When I first started as a product manager, I didn’t know what an A/B test was. I read about it briefly and I thought “Okay, all you have to do is compare two versions of the same thing. No big deal”. It wasn’t until I actually implemented my first A/B test that I realized there were so many nuances I hadn’t even considered. As I’ve learnt and continue to learn over time, the concept of an A/B test is simple, if you know where and when to use it.
When you are immersed in a culture where you must test everything before coming to a conclusion, it becomes a habit to test even the most trivial things. If you don’t have a hypothesis to test or if you know for certain that the hypothesis is wrong—don’t A/B test it. This is something I’ve battled with constantly.
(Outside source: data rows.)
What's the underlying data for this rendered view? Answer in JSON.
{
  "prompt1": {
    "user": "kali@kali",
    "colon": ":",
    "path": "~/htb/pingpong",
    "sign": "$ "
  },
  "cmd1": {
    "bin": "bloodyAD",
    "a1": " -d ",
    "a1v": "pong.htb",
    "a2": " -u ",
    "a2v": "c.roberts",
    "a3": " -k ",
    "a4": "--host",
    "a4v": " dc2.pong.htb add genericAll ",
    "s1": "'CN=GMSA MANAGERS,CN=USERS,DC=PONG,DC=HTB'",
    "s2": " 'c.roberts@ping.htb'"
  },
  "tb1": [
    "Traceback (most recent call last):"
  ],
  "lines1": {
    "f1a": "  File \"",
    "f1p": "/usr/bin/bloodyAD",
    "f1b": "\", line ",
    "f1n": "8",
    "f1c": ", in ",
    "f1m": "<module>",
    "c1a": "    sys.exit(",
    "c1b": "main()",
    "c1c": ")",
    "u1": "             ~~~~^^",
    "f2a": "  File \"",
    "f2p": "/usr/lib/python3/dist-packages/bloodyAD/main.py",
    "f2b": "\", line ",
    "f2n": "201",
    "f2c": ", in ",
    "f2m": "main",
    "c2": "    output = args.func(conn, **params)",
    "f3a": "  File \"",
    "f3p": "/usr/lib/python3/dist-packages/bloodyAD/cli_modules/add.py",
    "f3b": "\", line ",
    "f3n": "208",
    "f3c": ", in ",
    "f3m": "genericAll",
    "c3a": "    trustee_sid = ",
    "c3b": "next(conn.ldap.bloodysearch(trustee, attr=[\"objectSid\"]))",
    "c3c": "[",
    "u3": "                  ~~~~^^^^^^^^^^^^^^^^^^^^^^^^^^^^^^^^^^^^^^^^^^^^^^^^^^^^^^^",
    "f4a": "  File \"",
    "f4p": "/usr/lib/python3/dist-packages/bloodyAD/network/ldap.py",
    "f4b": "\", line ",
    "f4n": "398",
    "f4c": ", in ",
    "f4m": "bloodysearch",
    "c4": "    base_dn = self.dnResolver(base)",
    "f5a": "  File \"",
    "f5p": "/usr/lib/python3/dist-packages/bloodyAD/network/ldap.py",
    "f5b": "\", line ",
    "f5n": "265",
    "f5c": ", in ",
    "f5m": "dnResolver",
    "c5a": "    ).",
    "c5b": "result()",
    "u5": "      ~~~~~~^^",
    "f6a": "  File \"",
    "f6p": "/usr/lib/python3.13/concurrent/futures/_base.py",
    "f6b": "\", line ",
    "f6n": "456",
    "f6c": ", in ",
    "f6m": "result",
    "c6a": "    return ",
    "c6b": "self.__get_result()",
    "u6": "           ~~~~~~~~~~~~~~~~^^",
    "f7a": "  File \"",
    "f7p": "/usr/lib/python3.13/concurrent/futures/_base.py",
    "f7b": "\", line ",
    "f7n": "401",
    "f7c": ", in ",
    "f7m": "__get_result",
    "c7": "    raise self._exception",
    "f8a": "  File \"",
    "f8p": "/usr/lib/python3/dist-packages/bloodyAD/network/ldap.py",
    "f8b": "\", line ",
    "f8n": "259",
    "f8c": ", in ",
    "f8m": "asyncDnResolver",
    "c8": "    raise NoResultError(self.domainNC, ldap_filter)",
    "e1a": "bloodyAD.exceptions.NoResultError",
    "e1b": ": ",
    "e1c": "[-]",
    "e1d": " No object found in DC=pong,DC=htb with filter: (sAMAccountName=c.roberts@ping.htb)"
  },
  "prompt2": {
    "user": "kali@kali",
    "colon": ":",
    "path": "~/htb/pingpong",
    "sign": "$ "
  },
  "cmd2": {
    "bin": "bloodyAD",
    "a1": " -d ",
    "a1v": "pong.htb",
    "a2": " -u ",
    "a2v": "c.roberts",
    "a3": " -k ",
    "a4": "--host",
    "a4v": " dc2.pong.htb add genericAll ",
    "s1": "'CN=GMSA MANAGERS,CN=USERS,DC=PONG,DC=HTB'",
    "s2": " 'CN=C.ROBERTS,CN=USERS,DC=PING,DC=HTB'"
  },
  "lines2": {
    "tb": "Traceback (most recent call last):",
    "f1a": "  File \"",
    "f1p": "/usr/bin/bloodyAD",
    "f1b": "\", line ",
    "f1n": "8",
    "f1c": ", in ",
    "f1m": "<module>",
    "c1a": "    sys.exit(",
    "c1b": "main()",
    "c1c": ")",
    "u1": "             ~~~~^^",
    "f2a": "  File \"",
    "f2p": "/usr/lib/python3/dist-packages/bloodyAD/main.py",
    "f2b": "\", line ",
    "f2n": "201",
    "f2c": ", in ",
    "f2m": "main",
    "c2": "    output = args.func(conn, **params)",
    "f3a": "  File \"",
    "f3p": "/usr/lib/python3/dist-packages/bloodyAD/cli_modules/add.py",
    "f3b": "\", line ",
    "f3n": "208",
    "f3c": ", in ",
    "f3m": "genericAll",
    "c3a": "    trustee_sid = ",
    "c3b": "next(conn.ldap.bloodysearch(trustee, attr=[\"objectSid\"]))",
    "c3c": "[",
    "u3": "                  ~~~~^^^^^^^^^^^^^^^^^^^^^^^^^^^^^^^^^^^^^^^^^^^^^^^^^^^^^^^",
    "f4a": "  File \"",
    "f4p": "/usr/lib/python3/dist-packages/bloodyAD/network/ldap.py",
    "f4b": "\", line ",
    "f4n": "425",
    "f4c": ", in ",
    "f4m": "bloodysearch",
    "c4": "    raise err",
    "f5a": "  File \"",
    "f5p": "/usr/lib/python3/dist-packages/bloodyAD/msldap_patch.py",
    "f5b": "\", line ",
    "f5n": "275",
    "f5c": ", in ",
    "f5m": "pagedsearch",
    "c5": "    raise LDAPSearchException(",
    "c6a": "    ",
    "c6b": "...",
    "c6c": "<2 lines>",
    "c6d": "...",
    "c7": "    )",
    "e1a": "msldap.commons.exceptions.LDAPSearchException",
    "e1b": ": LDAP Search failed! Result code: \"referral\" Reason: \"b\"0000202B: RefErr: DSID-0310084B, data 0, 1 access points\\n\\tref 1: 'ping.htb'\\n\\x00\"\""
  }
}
Whenever our CTRs (click through rates) are down, the first culprit pulled up is the user interface because this is the easiest, most visible thing to fix (ignoring other sources of the problem like page load times, seasonality, sources of traffic). So you jump in with your designer, do a revamp of the page and A/B test the old and new versions without an actual hypothesis. A wasted exercise.
The statistical significance of an A/B test is vital, and hence you can only do these exercises if you have a reasonable number of users. If you are using an A/B testing framework like Optimizely, the math is done for you. However, when we actually ran A/B tests on our own platform, knowing when to start (minimum number of users) and when to stop (how long to run the test) was much more complicated than we realized. The numbers at the end were shrouded in confusion and the result of the experiment was inconclusive. The lesson I learnt here was that unless you are confident about the statistical rigour of your model, rely on the experts in the industry.
There was an excellent post by Kissmetrics that I’m going to quote from here, which lays out the steps required to run an A/B test correctly.
- Decide the minimum improvement you care about. (Do you care if a variant results in an improvement of less than 10%?)
- Determine how many samples you need in order to know within a tolerable percentage of certainty that the variant is better than the original by at least the amount you decided in step 1.
- Start your test but DO NOT look at the results until you have the number of examples you determined you need in step 2.
- Set a certainty of improvement that you want to use to determine if the variant is better (usually 95%).
- After you have seen the observations decided in step 2, then put your results into a t-test (or other favorite significance test) and see if your confidence is greater than the threshold set in step 4.
- If the results of step 5 indicate that your variant is better, go with it. Otherwise, keep the original.
Image credit: https://vwo.com/ab-testing/